• _PROBLEM REQUIREMENTS_
Go through the entries below. Copy each line in which "Remove" appears.

::: MATERIAL PROVIDED

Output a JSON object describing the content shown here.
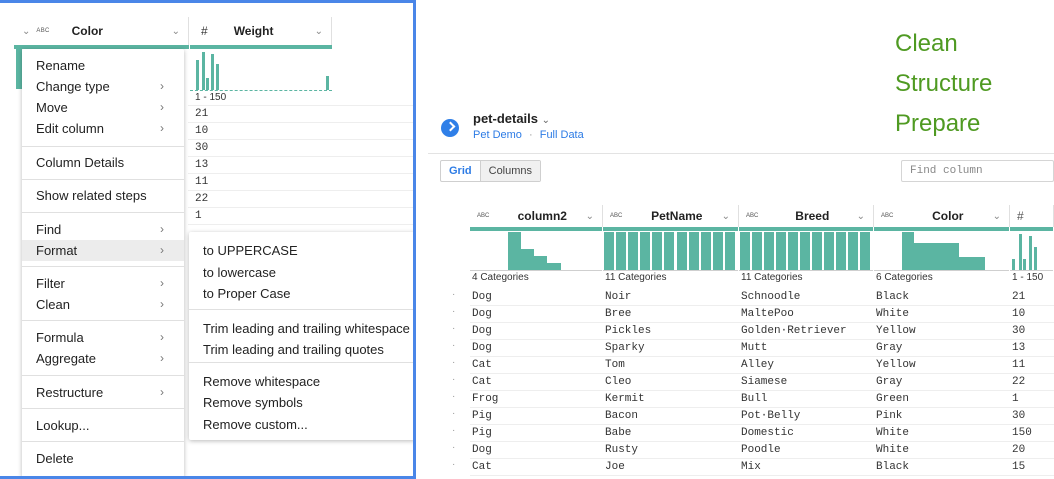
{
  "left_panel": {
    "columns": [
      {
        "type_icon": "ABC",
        "title": "Color"
      },
      {
        "type_icon": "#",
        "title": "Weight"
      }
    ],
    "weight_range": "1 - 150",
    "weight_values": [
      "21",
      "10",
      "30",
      "13",
      "11",
      "22",
      "1"
    ],
    "weight_histogram": [
      0.75,
      0.95,
      0.3,
      0.9,
      0.65,
      0.35
    ],
    "menu": {
      "items": [
        {
          "label": "Rename",
          "submenu": false
        },
        {
          "label": "Change type",
          "submenu": true
        },
        {
          "label": "Move",
          "submenu": true
        },
        {
          "label": "Edit column",
          "submenu": true
        },
        {
          "label": "Column Details",
          "submenu": false
        },
        {
          "label": "Show related steps",
          "submenu": false
        },
        {
          "label": "Find",
          "submenu": true
        },
        {
          "label": "Format",
          "submenu": true,
          "active": true
        },
        {
          "label": "Filter",
          "submenu": true
        },
        {
          "label": "Clean",
          "submenu": true
        },
        {
          "label": "Formula",
          "submenu": true
        },
        {
          "label": "Aggregate",
          "submenu": true
        },
        {
          "label": "Restructure",
          "submenu": true
        },
        {
          "label": "Lookup...",
          "submenu": false
        },
        {
          "label": "Delete",
          "submenu": false
        }
      ]
    },
    "format_submenu": {
      "items": [
        "to UPPERCASE",
        "to lowercase",
        "to Proper Case",
        "Trim leading and trailing whitespace",
        "Trim leading and trailing quotes",
        "Remove whitespace",
        "Remove symbols",
        "Remove custom..."
      ]
    }
  },
  "taglines": [
    "Clean",
    "Structure",
    "Prepare"
  ],
  "dataset": {
    "name": "pet-details",
    "flow": "Pet Demo",
    "separator": "·",
    "sample": "Full Data",
    "view_tabs": [
      "Grid",
      "Columns"
    ],
    "find_placeholder": "Find column"
  },
  "grid": {
    "columns": [
      {
        "type_icon": "ABC",
        "name": "column2",
        "summary": "4 Categories",
        "histogram": [
          1.0,
          0.55,
          0.38,
          0.18
        ]
      },
      {
        "type_icon": "ABC",
        "name": "PetName",
        "summary": "11 Categories",
        "histogram": [
          1,
          1,
          1,
          1,
          1,
          1,
          1,
          1,
          1,
          1,
          1
        ]
      },
      {
        "type_icon": "ABC",
        "name": "Breed",
        "summary": "11 Categories",
        "histogram": [
          1,
          1,
          1,
          1,
          1,
          1,
          1,
          1,
          1,
          1,
          1
        ]
      },
      {
        "type_icon": "ABC",
        "name": "Color",
        "summary": "6 Categories",
        "histogram": [
          1.0,
          0.7,
          0.7,
          0.7,
          0.35,
          0.35
        ]
      },
      {
        "type_icon": "#",
        "name": "",
        "summary": "1 - 150",
        "histogram": [
          0.3,
          0.95,
          0.3,
          0.9,
          0.6
        ]
      }
    ],
    "rows": [
      [
        "Dog",
        "Noir",
        "Schnoodle",
        "Black",
        "21"
      ],
      [
        "Dog",
        "Bree",
        "MaltePoo",
        "White",
        "10"
      ],
      [
        "Dog",
        "Pickles",
        "Golden·Retriever",
        "Yellow",
        "30"
      ],
      [
        "Dog",
        "Sparky",
        "Mutt",
        "Gray",
        "13"
      ],
      [
        "Cat",
        "Tom",
        "Alley",
        "Yellow",
        "11"
      ],
      [
        "Cat",
        "Cleo",
        "Siamese",
        "Gray",
        "22"
      ],
      [
        "Frog",
        "Kermit",
        "Bull",
        "Green",
        "1"
      ],
      [
        "Pig",
        "Bacon",
        "Pot·Belly",
        "Pink",
        "30"
      ],
      [
        "Pig",
        "Babe",
        "Domestic",
        "White",
        "150"
      ],
      [
        "Dog",
        "Rusty",
        "Poodle",
        "White",
        "20"
      ],
      [
        "Cat",
        "Joe",
        "Mix",
        "Black",
        "15"
      ]
    ],
    "row_marker": "·"
  }
}
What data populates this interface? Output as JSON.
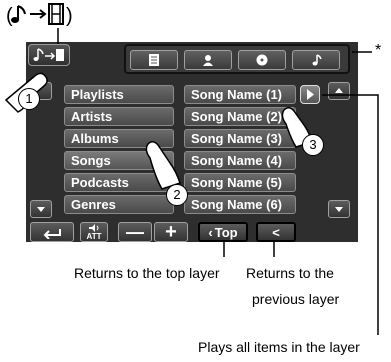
{
  "categories": [
    {
      "label": "Playlists"
    },
    {
      "label": "Artists"
    },
    {
      "label": "Albums"
    },
    {
      "label": "Songs"
    },
    {
      "label": "Podcasts"
    },
    {
      "label": "Genres"
    }
  ],
  "songs": [
    {
      "label": "Song Name (1)"
    },
    {
      "label": "Song Name (2)"
    },
    {
      "label": "Song Name (3)"
    },
    {
      "label": "Song Name (4)"
    },
    {
      "label": "Song Name (5)"
    },
    {
      "label": "Song Name (6)"
    }
  ],
  "tabs": [
    {
      "icon": "list-icon"
    },
    {
      "icon": "person-icon"
    },
    {
      "icon": "disc-icon"
    },
    {
      "icon": "music-note-icon"
    }
  ],
  "toolbar": {
    "att_label": "ATT",
    "minus_label": "—",
    "plus_label": "+",
    "top_label": "Top",
    "back_label": "<"
  },
  "callouts": {
    "step1": "1",
    "step2": "2",
    "step3": "3",
    "asterisk": "*",
    "returns_top": "Returns to the top layer",
    "returns_prev_1": "Returns to the",
    "returns_prev_2": "previous layer",
    "plays_all": "Plays all items in the layer"
  },
  "colors": {
    "screen_bg": "#2e2e2e",
    "button_gradient_top": "#6b6b6b",
    "button_gradient_bottom": "#4a4a4a"
  }
}
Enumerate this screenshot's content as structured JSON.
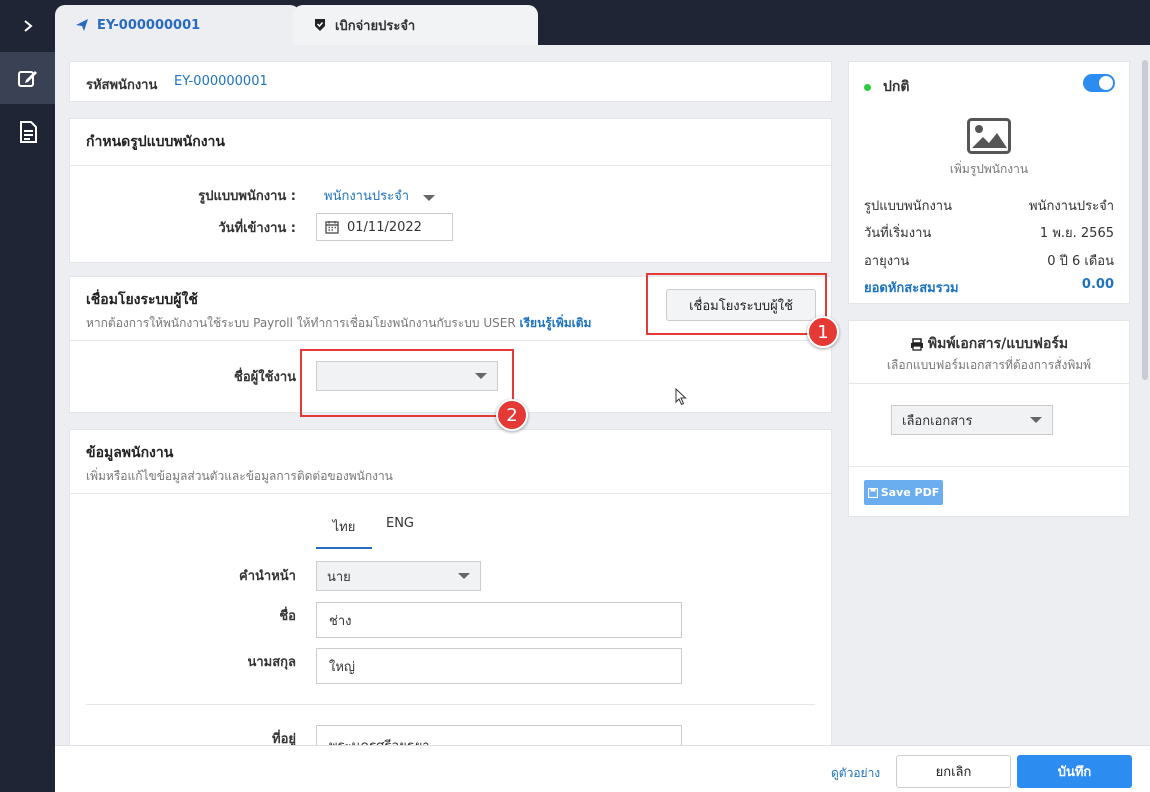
{
  "tabs": [
    {
      "label": "EY-000000001",
      "icon": "paper-plane-icon"
    },
    {
      "label": "เบิกจ่ายประจำ",
      "icon": "shield-icon"
    }
  ],
  "employee_code": {
    "label": "รหัสพนักงาน",
    "value": "EY-000000001"
  },
  "employee_type_section": {
    "title": "กำหนดรูปแบบพนักงาน",
    "type_label": "รูปแบบพนักงาน :",
    "type_value": "พนักงานประจำ",
    "start_label": "วันที่เข้างาน :",
    "start_value": "01/11/2022"
  },
  "user_link_section": {
    "title": "เชื่อมโยงระบบผู้ใช้",
    "subtitle": "หากต้องการให้พนักงานใช้ระบบ Payroll ให้ทำการเชื่อมโยงพนักงานกับระบบ USER",
    "learn_more": "เรียนรู้เพิ่มเติม",
    "button_label": "เชื่อมโยงระบบผู้ใช้",
    "username_label": "ชื่อผู้ใช้งาน",
    "username_value": ""
  },
  "annotations": [
    "1",
    "2"
  ],
  "employee_info_section": {
    "title": "ข้อมูลพนักงาน",
    "subtitle": "เพิ่มหรือแก้ไขข้อมูลส่วนตัวและข้อมูลการติดต่อของพนักงาน",
    "lang_tabs": [
      "ไทย",
      "ENG"
    ],
    "prefix_label": "คำนำหน้า",
    "prefix_value": "นาย",
    "name_label": "ชื่อ",
    "name_value": "ช่าง",
    "surname_label": "นามสกุล",
    "surname_value": "ใหญ่",
    "address_label": "ที่อยู่",
    "address_value": "พระนครศรีอยุธยา"
  },
  "status_card": {
    "status_label": "ปกติ",
    "photo_label": "เพิ่มรูปพนักงาน",
    "rows": [
      {
        "label": "รูปแบบพนักงาน",
        "value": "พนักงานประจำ"
      },
      {
        "label": "วันที่เริ่มงาน",
        "value": "1 พ.ย. 2565"
      },
      {
        "label": "อายุงาน",
        "value": "0 ปี 6 เดือน"
      }
    ],
    "total_label": "ยอดหักสะสมรวม",
    "total_value": "0.00"
  },
  "print_card": {
    "title": "พิมพ์เอกสาร/แบบฟอร์ม",
    "subtitle": "เลือกแบบฟอร์มเอกสารที่ต้องการสั่งพิมพ์",
    "select_value": "เลือกเอกสาร",
    "save_pdf": "Save PDF"
  },
  "footer": {
    "preview": "ดูตัวอย่าง",
    "cancel": "ยกเลิก",
    "save": "บันทึก"
  },
  "colors": {
    "accent": "#2d8cf0",
    "sidebar": "#1f2535",
    "annotation": "#e53935",
    "status": "#2ecc40"
  }
}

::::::

• _ANSWER TO THE EXERCISE_
        "Remove whitespace",
        "Remove symbols",
        "Remove custom..."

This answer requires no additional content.